“I’ve been taught bloodstones can cure a snakebite / can stop the bleeding—most people forgot this / when the war ended.” So begins the titular work of Postcolonial Love Poem, the latest collection from award-winning poet Natalie Diaz.
November is Native American Heritage Month, also known as American Indian Heritage Month. To celebrate, we are highlighting a few recently published works by Indigenous authors in our collection. The books linked below are as unique and multifaceted as the cultures they depict. They explore such ideas as reconciliation, dream-sharing, feminine power, resilience, and what it means to create a home. They grapple with trauma, violence, and racism in turn, but they are also touched with a deep sense of hope and love.
As a small boy in remote Alberta, Darrel J. McLeod is immersed in his Cree family’s history, passed down in the stories of his mother, Bertha. There he is surrounded by her tales of joy and horror. And there young Darrel learns to be fiercely proud of his heritage and to listen to the birds that will guide him throughout his life.
But after a series of tragic losses, Bertha turns wild and unstable, and their home life becomes chaotic. Mamaskatch traces McLeod’s struggles to keep his life and family together, and come to terms with his sexual identity, amidst violence and chaos.

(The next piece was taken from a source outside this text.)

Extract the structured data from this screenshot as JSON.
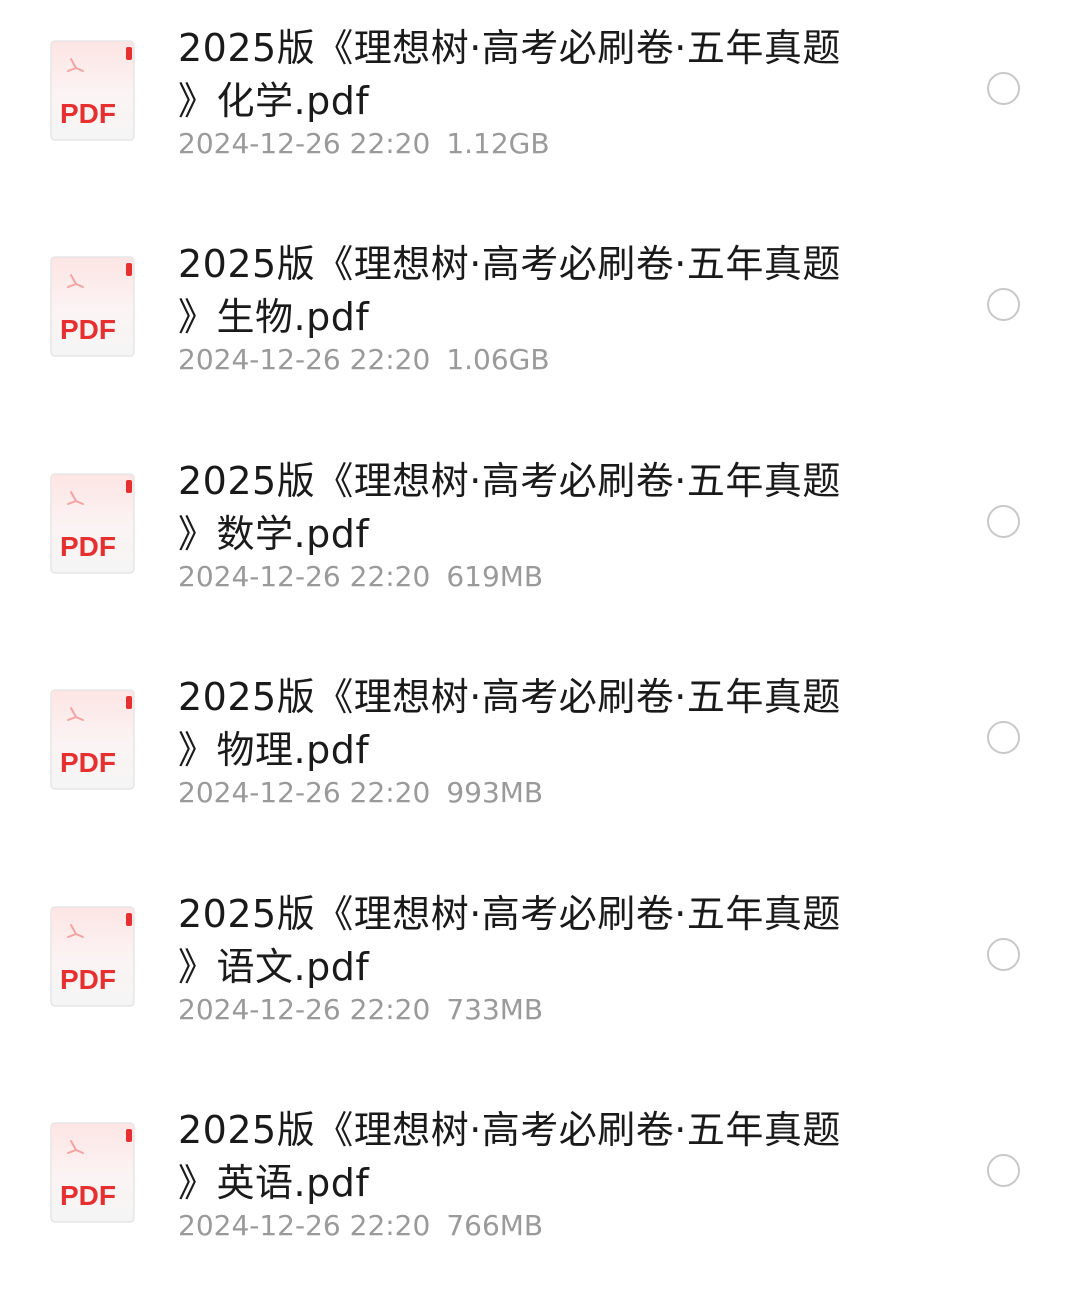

Postcolonial Love Poem is an anthem of desire against erasure. Natalie Diaz’s brilliant second collection demands that every body carried in its pages—bodies of language, land, rivers, suffering brothers, enemies, and lovers—be touched and held as beloveds. Through these poems, the wounds inflicted by America onto an indigenous people are allowed to bloom pleasure and tenderness: “Let me call my anxiety, desire, then. / Let me call it, a garden.” In this new lyrical landscape, the bodies of indigenous, Latinx, black, and brown women are simultaneously the body politic and the body ecstatic. In claiming this autonomy of desire, language is pushed to its dark edges, the astonishing dunefields and forests where pleasure and love are both grief and joy, violence and sensuality.
Kali Fajardo-Anstine’s magnetic story collection breathes life into her Latina characters of indigenous ancestry and the land they inhabit in the American West. Against the remarkable backdrop of Denver, Colorado—a place that is as fierce as it is exquisite—these women navigate the land the way they navigate their lives: with caution, grace, and quiet force.

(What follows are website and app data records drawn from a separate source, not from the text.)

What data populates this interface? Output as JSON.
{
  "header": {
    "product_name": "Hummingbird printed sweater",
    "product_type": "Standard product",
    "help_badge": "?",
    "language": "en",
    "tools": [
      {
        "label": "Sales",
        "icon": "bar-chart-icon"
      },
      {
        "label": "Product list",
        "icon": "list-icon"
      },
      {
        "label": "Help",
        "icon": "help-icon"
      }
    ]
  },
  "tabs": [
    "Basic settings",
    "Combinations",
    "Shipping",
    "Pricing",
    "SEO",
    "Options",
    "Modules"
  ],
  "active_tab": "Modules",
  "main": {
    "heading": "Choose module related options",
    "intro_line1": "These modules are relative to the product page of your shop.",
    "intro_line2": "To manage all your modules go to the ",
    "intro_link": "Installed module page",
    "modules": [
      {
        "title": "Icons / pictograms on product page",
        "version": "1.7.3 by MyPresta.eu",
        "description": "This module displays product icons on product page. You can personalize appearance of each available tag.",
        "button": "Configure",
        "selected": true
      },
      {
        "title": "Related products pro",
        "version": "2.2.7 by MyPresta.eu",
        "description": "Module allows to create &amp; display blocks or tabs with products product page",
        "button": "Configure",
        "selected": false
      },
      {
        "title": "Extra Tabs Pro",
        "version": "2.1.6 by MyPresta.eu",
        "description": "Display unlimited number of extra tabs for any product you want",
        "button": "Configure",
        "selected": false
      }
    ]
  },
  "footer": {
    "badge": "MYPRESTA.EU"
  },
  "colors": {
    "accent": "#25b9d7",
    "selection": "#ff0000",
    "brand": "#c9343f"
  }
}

In “Sugar Babies,” ancestry and heritage are hidden inside the earth but tend to rise during land disputes. “Any Further West” follows a sex worker and her daughter as they leave their ancestral home in southern Colorado only to find a foreign and hostile land in California. In “Tomi,” a woman leaves prison and finds herself in a gentrified city that is a shadow of the one she remembers from her childhood. And in the title story, “Sabrina & Corina,” a Denver family falls into a cycle of violence against women, coming together only through ritual.
This eagerly anticipated follow-up to the breakout memoir How to Be an Indian in the 21st Century delves more deeply into the themes of family, community, grief, and the struggle to make a place in the world when your very identity is considered suspect. In Rebel Poet: More Stories from a 21st Century Indian, author Louis Clark examines the effects of his mother’s alcoholism and his young sister’s death, offers an intimate recounting of the backlash he faced as an Indian on the job, and celebrates the hard-fought sense of home he and his wife have created. Rebel Poet continues the author’s tradition of seamlessly mixing poetry and prose, and is at turns darker and more nuanced than its predecessor